Teachers Sarah Franko and Sharon Schneider had already been exploring the theme of waste in their third grade classrooms when they decided to conduct an impromptu snack audit of their students. Both teachers had attended PEI’s SOLS: Food Waste workshop in Spokane. To learn more about what food they were throwing away and why, the Fort Colville Elementary School teachers conducted an exercise to informally collect data.

Students drew pictures of their favorite meals, using colors and labels. Next, they conducted an exercise titled ‘Life of the Strawberry’, then drew another picture of what their plate looks like after dinner, including any food and drink that were remaining. Finally, they wrote journal entries about what they had learned through the waste audit process.

As a result of their experience, the students expressed interest in having a classroom worm bin, which the Washington State University extension office agreed to build. Overall, says Franko, the hands-on nature of the storyline helped the third graders become advocates for food waste reduction while improving their critical questioning and problem-solving skills.

Another central aspect of the workshop is incorporating Indigenous perspectives about food and waste. Braided Education Consulting and Cinnamon Bear lead this work for PEI. Whenever possible, we invite a local tribal elder or leader who can speak to the way in which traditional values aligned to food can be shared. When that’s not an option, participants view TEDtalks from Indigenous leaders who share their perspectives or spend time learning strategies to make authentic connections with local tribal communities so they can better incorporate the Tribal knowledge and expertise.

Workshops also feature collaborations with community partners. At the March 2020 workshop, those included partners were NEWESD101, the City of Spokane, 2nd Harvest Food Bank, Spokane Public Schools, and ReProduce 81, an organization founded by Josh Hechtman, a 17-year-old high school senior at Lewis and Clark High School in Spokane.

What We Learned

When teachers were surveyed after SOLS: Food Waste workshops, 97% said their climate change knowledge was significantly deepened. Of those who participated, 31 or nearly one-third went on to implement that knowledge with their students, earning implementation stipends. Teachers gained in-depth, community based and locally relevant climate information and support as they implemented what they learned, collected student work, and evaluated and improved their instructional practice. The storylines build equity for students furthest from educational and environmental justice by providing activities to draw out their assets and with learning scaffolds to support them so they can contribute their knowledge and skills to make healthy decisions for their communities. With food waste, all students have meaningful ways they can take steps to mitigate climate change in their own lives, in their school or in their community by implementing solutions.

Washington state ESD regions

Project Reach

Teachers

Students

STEM Clock Hours

Project Partners

Capital Region ESD 113

Feedback

I am excited to implement this solution-based learning project about food waste to connect my students to the global issue, as well as to local issues that they can control.

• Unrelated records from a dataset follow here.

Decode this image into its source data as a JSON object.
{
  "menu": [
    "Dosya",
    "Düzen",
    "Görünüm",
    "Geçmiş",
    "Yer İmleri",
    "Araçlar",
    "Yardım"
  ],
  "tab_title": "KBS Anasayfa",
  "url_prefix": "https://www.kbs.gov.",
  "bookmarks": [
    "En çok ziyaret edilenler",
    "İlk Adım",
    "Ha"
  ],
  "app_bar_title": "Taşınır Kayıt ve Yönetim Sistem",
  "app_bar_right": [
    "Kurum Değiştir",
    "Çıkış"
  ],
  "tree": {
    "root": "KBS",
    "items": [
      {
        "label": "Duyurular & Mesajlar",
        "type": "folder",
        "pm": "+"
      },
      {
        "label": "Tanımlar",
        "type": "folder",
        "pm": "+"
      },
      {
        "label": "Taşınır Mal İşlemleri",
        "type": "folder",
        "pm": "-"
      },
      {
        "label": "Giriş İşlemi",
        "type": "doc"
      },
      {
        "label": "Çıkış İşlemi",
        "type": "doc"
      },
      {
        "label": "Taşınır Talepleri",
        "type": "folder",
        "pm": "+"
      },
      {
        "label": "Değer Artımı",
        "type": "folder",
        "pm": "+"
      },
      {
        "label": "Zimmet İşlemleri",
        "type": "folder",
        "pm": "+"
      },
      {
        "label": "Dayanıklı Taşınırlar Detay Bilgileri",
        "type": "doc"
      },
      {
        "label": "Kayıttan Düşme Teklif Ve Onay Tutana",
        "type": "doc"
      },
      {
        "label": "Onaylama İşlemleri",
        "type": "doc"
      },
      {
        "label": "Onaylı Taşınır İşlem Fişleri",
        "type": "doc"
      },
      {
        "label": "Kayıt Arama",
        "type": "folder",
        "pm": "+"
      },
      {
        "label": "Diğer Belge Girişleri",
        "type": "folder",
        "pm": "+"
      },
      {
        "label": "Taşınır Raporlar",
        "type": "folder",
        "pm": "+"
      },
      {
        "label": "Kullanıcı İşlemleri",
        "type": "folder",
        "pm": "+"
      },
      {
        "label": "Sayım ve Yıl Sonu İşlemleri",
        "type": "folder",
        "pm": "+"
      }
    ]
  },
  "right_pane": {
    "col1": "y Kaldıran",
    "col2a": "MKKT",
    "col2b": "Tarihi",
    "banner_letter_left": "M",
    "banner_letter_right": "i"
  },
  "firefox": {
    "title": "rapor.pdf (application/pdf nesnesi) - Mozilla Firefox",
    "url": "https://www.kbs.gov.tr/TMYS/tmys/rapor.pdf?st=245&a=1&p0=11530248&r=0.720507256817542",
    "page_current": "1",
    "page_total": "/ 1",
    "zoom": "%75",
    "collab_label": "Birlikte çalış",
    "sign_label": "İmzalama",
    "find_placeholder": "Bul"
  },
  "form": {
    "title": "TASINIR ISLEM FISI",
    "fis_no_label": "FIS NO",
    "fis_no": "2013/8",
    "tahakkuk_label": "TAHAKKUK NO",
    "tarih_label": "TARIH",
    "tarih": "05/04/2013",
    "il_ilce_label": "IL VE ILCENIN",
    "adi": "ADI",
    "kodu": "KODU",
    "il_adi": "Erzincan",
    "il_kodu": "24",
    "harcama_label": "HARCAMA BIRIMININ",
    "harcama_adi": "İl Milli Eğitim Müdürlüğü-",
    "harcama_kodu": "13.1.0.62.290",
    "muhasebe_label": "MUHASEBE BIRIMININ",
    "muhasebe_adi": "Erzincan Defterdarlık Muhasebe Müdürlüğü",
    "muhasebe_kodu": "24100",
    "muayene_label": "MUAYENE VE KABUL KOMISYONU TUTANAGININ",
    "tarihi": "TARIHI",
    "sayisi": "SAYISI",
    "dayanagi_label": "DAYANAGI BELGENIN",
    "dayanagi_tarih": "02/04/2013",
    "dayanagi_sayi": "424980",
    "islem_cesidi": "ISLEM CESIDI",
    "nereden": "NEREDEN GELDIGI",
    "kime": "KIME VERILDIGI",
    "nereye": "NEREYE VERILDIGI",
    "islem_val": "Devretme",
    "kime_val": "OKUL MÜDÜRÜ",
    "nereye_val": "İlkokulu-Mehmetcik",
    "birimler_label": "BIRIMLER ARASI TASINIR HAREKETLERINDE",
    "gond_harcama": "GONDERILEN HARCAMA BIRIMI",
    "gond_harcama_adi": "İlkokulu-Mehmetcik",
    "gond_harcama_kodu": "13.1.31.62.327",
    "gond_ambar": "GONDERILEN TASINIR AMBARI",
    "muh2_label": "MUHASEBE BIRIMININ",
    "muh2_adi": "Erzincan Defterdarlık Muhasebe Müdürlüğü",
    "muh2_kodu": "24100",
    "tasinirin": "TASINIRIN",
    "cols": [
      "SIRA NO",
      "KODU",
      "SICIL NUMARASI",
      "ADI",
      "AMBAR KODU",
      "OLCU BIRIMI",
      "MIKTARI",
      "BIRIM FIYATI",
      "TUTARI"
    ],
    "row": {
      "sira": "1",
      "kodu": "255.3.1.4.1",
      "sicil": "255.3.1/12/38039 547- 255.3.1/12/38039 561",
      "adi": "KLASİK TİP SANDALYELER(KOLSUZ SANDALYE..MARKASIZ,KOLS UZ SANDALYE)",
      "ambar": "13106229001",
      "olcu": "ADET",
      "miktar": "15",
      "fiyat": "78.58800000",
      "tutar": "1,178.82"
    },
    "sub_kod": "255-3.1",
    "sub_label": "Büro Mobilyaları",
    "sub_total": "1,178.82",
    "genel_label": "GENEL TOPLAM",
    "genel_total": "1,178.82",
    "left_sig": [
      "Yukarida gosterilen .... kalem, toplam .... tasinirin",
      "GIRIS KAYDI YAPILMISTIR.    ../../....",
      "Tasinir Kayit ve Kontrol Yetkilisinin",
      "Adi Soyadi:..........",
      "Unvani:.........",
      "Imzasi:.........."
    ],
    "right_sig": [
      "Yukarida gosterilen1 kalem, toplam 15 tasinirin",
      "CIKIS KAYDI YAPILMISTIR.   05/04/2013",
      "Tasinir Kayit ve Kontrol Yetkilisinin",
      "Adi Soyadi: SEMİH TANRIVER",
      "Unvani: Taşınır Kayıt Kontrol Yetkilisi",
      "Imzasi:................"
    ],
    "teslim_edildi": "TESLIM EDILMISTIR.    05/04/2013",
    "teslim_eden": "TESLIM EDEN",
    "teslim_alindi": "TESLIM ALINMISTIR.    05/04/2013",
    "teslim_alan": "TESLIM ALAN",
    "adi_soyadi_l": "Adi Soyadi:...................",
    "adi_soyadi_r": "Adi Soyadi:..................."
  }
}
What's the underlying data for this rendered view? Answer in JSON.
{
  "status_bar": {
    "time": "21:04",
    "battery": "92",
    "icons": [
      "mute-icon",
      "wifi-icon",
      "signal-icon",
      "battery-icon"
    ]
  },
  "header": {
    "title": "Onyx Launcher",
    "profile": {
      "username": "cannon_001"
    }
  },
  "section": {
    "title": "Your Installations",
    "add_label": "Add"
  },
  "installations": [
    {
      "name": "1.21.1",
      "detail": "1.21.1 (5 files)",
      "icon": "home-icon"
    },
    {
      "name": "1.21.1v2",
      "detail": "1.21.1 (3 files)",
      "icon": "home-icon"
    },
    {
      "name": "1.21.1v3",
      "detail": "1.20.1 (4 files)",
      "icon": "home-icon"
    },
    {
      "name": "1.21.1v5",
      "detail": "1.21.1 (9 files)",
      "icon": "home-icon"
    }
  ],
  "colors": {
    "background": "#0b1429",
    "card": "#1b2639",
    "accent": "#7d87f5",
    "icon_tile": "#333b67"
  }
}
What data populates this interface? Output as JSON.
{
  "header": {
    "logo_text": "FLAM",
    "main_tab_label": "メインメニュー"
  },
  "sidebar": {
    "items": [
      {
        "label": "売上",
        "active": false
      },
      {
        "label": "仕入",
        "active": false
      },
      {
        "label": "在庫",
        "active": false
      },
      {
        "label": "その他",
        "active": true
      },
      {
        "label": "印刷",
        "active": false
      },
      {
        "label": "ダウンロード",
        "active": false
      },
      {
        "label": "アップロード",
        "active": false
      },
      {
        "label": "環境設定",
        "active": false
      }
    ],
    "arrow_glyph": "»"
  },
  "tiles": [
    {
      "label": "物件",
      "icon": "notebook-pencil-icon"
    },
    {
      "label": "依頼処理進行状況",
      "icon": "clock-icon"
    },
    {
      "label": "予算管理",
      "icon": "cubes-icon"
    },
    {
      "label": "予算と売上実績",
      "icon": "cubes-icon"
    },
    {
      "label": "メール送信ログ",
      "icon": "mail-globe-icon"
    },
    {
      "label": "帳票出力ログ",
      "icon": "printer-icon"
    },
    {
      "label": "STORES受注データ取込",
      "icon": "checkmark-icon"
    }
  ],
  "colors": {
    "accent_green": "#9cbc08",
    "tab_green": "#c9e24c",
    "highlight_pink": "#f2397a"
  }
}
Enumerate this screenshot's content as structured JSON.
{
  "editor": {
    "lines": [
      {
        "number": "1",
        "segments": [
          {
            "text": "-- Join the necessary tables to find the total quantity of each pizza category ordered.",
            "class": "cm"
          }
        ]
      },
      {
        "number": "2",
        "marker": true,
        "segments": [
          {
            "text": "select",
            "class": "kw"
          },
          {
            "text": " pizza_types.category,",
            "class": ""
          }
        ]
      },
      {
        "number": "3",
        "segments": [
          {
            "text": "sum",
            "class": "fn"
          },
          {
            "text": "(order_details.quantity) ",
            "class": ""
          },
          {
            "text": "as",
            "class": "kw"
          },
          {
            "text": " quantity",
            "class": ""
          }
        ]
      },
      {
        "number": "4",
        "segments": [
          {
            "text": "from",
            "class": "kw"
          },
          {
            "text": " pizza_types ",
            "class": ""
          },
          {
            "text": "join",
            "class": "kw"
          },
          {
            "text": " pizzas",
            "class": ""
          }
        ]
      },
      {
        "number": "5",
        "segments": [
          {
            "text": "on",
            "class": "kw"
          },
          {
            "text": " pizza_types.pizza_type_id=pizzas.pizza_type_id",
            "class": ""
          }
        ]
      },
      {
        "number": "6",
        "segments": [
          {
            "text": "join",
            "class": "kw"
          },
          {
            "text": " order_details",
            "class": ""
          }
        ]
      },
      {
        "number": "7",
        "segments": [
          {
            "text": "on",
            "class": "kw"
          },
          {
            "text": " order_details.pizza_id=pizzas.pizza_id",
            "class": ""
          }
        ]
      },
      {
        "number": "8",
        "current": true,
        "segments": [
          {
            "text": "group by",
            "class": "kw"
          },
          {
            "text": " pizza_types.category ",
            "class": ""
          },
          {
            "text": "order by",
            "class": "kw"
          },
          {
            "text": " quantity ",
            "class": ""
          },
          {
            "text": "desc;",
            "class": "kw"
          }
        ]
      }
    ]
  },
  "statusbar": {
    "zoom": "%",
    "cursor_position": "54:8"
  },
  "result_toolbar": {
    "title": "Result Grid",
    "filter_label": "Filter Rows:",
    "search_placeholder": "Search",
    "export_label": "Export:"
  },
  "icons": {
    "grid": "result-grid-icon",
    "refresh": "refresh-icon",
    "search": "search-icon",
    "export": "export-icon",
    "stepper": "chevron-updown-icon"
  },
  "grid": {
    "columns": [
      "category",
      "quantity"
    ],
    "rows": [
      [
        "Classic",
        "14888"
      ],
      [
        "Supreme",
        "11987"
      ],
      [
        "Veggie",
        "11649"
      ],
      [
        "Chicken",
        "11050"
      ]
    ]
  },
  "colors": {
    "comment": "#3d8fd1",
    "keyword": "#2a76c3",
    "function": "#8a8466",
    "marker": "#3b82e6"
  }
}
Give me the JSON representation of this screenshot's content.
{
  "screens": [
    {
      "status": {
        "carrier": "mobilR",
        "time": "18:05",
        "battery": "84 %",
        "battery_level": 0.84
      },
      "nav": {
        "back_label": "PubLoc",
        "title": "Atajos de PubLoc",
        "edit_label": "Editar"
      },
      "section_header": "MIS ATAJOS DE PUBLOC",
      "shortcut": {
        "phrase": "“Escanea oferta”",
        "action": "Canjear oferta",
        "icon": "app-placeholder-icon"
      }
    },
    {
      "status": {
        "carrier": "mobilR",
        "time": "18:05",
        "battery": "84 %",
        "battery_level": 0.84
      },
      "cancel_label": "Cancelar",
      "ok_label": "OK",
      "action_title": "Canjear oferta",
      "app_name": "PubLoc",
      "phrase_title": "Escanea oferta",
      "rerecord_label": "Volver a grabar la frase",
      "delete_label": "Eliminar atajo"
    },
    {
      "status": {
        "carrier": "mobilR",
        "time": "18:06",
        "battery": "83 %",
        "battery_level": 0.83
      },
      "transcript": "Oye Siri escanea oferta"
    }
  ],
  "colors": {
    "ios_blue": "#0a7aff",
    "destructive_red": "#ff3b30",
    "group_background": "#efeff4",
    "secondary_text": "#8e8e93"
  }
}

I am excited to teach about the connection between climate change and food waste! This connection was very clear and strong in the educational materials for me to see.

Contact

For more information contact:

Kathryn Kurtz, Executive Director, Pacific Education Institute
kkurtz@pacificeducationinstitute.org

Hattie Osborne, South Sound Field STEM Coordinator, Pacific Education Institute
hosborne@pacificeducationinstitute.org